Overview on Rare Earths

Rare earth elements (“REE”), sometimes referred to as the rare earth metals, are a group of 17 chemically similar metallic elements. Despite their name, rare earths are relatively plentiful in the Earth’s crust. However, due to their geochemical properties, rare earths are not commonly found in sufficiently concentrated and economically viable forms.

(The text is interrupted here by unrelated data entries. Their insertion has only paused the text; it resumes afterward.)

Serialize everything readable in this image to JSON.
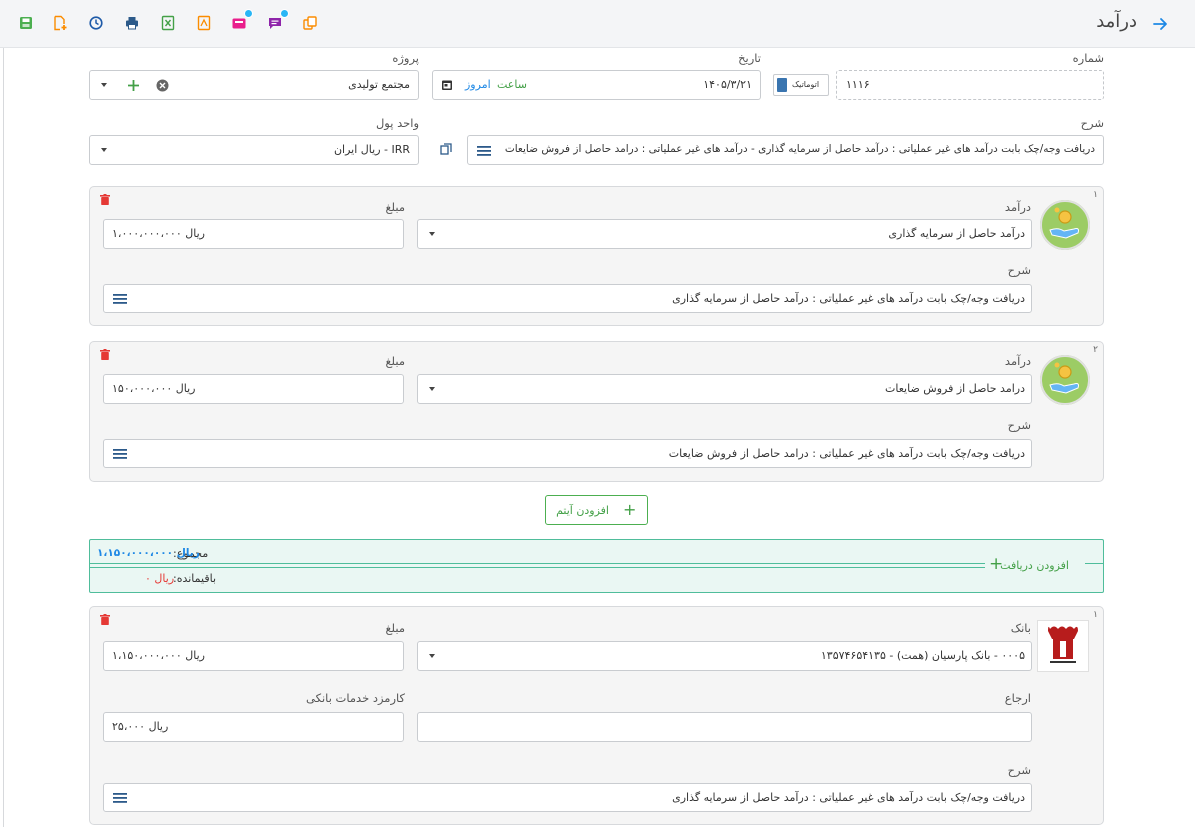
{
  "header": {
    "title": "درآمد"
  },
  "toolbar": {
    "icons": [
      "save-icon",
      "new-document-icon",
      "history-icon",
      "print-icon",
      "excel-export-icon",
      "pdf-export-icon",
      "inbox-icon",
      "comments-icon",
      "copy-icon"
    ]
  },
  "form": {
    "number_label": "شماره",
    "number_value": "۱۱۱۶",
    "auto_label": "اتوماتیک",
    "date_label": "تاریخ",
    "date_value": "۱۴۰۵/۳/۲۱",
    "time_link": "ساعت",
    "today_link": "امروز",
    "project_label": "پروژه",
    "project_value": "مجتمع تولیدی",
    "description_label": "شرح",
    "description_value": "دریافت وجه/چک بابت درآمد های غیر عملیاتی : درآمد حاصل از سرمایه گذاری - درآمد های غیر عملیاتی : درامد حاصل از فروش ضایعات",
    "currency_label": "واحد پول",
    "currency_value": "IRR - ریال ایران"
  },
  "items": [
    {
      "num": "۱",
      "income_label": "درآمد",
      "income_value": "درآمد حاصل از سرمایه گذاری",
      "amount_label": "مبلغ",
      "amount_value": "ریال ۱،۰۰۰،۰۰۰،۰۰۰",
      "desc_label": "شرح",
      "desc_value": "دریافت وجه/چک بابت درآمد های غیر عملیاتی : درآمد حاصل از سرمایه گذاری"
    },
    {
      "num": "۲",
      "income_label": "درآمد",
      "income_value": "درامد حاصل از فروش ضایعات",
      "amount_label": "مبلغ",
      "amount_value": "ریال ۱۵۰،۰۰۰،۰۰۰",
      "desc_label": "شرح",
      "desc_value": "دریافت وجه/چک بابت درآمد های غیر عملیاتی : درامد حاصل از فروش ضایعات"
    }
  ],
  "add_item_label": "افزودن آیتم",
  "summary": {
    "add_receipt_label": "افزودن دریافت",
    "total_label": "مجموع:",
    "total_value": "ریال ۱،۱۵۰،۰۰۰،۰۰۰",
    "remaining_label": "باقیمانده:",
    "remaining_value": "ریال ۰"
  },
  "receipt": {
    "num": "۱",
    "bank_label": "بانک",
    "bank_value": "۰۰۰۵ - بانک پارسیان (همت) - ۱۳۵۷۴۶۵۴۱۳۵",
    "amount_label": "مبلغ",
    "amount_value": "ریال ۱،۱۵۰،۰۰۰،۰۰۰",
    "reference_label": "ارجاع",
    "reference_value": "",
    "fee_label": "کارمزد خدمات بانکی",
    "fee_value": "ریال ۲۵،۰۰۰",
    "desc_label": "شرح",
    "desc_value": "دریافت وجه/چک بابت درآمد های غیر عملیاتی : درآمد حاصل از سرمایه گذاری"
  },
  "colors": {
    "accent_green": "#4caf50",
    "delete_red": "#e53935",
    "link_blue": "#1e88e5",
    "summary_bg": "#eaf7f3"
  }
}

Traditionally the group of rare earth elements is furthermore sub-divided into two categories, these being light rare earth elements (“LREE”) and heavy rare earth elements (“HREE”). The largest application where rare earths are used is high performance magnets. This represents app. 30% of the global rare earths market and is expected to enjoy stronger growth than rare earths in general, as hybrid and electric vehicles are entering the mass market. Neodymium and praseodymium represent over 90% of the rare earths used in magnet manufacture. Demand for rare earths has increased in recent years because of their wide and diverse use in high-technology applications and devices including nanotechnology, defense and aerospace, mobile phones, LCD and plasma televisions as well as superconductors, high-flux magnets, refining catalysts, energy efficient lights, wind turbines and hybrid car components. Learn more here.

The main consumers of these metals are China, Japan, Korea, Western Europe and the United States.